Problem >> Look through the data that follows and copy each line with the string "label".

──────────────────────────────

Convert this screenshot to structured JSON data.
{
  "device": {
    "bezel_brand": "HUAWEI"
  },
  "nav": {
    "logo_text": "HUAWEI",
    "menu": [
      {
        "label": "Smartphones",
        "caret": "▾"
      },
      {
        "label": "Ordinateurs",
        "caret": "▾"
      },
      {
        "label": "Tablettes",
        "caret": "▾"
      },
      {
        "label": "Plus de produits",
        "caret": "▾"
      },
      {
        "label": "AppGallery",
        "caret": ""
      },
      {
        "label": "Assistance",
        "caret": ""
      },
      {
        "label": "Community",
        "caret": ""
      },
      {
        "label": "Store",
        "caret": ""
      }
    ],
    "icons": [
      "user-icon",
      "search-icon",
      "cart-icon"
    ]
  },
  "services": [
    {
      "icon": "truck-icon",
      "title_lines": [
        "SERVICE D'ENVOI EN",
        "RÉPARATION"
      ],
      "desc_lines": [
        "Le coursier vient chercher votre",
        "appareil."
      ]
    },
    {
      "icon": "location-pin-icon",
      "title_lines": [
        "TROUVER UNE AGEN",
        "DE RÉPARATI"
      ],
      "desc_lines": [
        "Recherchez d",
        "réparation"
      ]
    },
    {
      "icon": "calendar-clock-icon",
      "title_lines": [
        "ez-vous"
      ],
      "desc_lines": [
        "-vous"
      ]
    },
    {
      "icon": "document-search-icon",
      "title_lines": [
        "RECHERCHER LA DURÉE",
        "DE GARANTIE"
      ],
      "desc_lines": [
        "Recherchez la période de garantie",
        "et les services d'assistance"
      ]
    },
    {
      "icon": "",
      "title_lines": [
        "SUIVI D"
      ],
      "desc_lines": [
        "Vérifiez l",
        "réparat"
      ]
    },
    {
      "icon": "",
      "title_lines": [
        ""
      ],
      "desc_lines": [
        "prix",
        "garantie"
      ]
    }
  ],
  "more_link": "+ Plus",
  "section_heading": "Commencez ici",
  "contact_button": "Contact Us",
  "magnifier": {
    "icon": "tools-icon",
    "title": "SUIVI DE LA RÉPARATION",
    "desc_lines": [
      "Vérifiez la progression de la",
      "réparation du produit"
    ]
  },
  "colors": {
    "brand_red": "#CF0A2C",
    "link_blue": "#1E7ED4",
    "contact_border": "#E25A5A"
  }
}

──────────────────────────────

Answer to this problem >>
        "label": "Smartphones",
        "label": "Ordinateurs",
        "label": "Tablettes",
        "label": "Plus de produits",
        "label": "AppGallery",
        "label": "Assistance",
        "label": "Community",
        "label": "Store",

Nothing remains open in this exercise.